"He does piss me off, he is a f---head, but it's just him and that's the way he is. He's trying to get under my skin as if it will upset my game plan, but it's not going to happen.
"It started after a fight, he said something negative about me. I blew up. I'd done something good and he was trying to take it away from me, and it really annoyed me.
"I retaliated, which I shouldn't have, because it's just a pit of f---ery on Instagram and Facebook, it just goes back and forth and you can't actually get to them and it makes my blood boil.
"I just forget about it now. He's just a negative, bitter old man who doesn't like the up and comer coming through. He's going to have to live with me smashing his boy and moving onto bigger and better things."
Promoter Dean Lonergan has little doubt Hardman is destined for stardom, much like he was in MMA when the UFC came knocking.
Unbeaten with a 9-0 record, Hardman had three Australian titles to his name and the UFC wanted his signature. Then an anterior cruciate ligament tear gave him time to reassess his future.
That future is in a boxing ring. Now the emerging star who looks the part and knows how to capture attention in the media has a chance to continue his rise.
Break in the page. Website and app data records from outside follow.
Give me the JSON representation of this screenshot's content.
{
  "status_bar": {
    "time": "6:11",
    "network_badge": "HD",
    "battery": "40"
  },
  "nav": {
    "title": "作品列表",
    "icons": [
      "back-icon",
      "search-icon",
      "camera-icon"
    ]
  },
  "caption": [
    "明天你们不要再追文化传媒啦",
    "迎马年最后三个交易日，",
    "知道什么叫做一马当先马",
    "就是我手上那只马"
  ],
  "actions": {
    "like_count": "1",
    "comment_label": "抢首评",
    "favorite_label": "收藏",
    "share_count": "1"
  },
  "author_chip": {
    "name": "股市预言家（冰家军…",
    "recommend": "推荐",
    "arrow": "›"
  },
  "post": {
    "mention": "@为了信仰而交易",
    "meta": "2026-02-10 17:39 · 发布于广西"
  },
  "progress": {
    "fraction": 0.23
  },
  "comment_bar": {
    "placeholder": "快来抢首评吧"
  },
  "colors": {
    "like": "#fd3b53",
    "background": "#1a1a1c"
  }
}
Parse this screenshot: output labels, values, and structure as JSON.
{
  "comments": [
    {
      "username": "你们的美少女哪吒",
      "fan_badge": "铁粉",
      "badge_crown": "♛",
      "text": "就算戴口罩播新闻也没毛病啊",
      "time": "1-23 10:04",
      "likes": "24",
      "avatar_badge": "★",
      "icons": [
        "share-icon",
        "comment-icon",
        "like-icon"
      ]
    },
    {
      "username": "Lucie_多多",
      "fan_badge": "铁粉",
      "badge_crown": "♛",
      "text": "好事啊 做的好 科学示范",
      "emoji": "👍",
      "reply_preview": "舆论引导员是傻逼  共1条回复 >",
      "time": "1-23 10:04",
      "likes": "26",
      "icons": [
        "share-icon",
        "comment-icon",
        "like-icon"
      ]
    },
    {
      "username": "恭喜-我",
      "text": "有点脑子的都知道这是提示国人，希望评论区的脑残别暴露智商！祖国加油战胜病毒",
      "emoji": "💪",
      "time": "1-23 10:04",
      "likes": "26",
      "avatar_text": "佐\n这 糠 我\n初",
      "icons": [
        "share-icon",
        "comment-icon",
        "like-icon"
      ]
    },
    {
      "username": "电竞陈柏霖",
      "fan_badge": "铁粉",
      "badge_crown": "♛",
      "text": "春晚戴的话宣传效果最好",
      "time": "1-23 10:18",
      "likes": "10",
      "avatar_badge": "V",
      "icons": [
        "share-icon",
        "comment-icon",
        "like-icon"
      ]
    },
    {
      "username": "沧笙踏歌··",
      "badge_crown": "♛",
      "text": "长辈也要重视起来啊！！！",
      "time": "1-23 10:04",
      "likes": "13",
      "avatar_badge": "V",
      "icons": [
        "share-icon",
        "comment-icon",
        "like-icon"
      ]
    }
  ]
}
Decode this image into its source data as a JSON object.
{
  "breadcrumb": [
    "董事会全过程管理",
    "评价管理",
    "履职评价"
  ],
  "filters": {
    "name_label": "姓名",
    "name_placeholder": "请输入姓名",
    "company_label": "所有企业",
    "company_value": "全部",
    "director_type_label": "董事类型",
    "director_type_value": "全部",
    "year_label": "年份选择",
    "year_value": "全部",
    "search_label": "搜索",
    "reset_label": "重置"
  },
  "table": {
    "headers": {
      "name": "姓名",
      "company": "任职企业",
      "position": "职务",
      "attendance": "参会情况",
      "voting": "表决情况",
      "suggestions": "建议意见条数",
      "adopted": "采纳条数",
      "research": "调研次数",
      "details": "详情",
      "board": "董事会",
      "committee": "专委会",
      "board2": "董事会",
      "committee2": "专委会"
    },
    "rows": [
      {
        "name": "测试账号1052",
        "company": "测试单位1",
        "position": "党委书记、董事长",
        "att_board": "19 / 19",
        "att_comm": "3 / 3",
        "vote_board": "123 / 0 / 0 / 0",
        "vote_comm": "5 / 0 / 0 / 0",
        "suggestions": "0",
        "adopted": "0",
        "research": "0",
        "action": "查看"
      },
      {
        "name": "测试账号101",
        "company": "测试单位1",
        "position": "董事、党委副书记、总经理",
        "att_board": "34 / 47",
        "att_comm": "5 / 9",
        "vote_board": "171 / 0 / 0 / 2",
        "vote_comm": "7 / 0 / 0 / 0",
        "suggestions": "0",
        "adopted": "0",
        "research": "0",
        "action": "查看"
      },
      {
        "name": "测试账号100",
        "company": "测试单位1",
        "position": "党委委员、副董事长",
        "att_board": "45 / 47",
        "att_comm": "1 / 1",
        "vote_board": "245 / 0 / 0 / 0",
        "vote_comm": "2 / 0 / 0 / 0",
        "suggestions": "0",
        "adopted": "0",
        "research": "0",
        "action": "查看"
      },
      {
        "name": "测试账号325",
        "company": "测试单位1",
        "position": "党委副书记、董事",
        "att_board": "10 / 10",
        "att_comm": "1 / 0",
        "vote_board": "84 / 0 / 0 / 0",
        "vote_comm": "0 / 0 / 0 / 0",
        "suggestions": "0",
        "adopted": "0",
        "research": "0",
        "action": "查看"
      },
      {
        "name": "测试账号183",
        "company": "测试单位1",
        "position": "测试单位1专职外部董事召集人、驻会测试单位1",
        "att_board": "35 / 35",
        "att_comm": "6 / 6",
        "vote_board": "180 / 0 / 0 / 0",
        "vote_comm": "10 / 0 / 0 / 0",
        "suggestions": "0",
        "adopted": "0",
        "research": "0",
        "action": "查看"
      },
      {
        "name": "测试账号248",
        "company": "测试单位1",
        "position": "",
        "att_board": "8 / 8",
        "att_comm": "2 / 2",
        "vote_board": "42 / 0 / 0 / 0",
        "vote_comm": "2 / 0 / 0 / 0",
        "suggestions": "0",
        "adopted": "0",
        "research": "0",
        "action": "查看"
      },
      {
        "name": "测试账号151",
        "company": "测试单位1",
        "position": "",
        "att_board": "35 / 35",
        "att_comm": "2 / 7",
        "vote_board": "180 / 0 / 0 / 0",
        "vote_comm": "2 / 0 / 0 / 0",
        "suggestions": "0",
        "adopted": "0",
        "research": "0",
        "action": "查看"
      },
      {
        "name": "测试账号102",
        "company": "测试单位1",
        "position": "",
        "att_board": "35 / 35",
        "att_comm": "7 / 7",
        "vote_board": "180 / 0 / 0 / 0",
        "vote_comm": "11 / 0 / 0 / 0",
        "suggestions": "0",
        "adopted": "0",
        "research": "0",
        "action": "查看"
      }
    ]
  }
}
Because hanging in the balance alongside the ANBF Australian title are the vacant WBO Oriental and IBF Australasian championships, regional belts which can aid his climb up the world rankings.
"I knew this fight was going to happen when I really committed to boxing and I looked at the landscape of the middleweight division," Hardman said.
"Tej is at the top and he has been for a while. He's an awkward fight for nice boxers. He can upset them and make it a bad fight.
"I don't think he's the most avoided fighter in that sense, that people don't want to fight him because of his skills. It's just the style he brings is unorthodox and people are a little bit worried about that.
"I knew I was going to run into him and we said that at the start of the year, I'll finish 2020 with a fight against Tej Singh for the Australian title and I'll be taking it home with me.
"I wouldn't be comfortable leaving the Australian boxing scene and going onto bigger and better titles without the Australian title wrapped around my waist.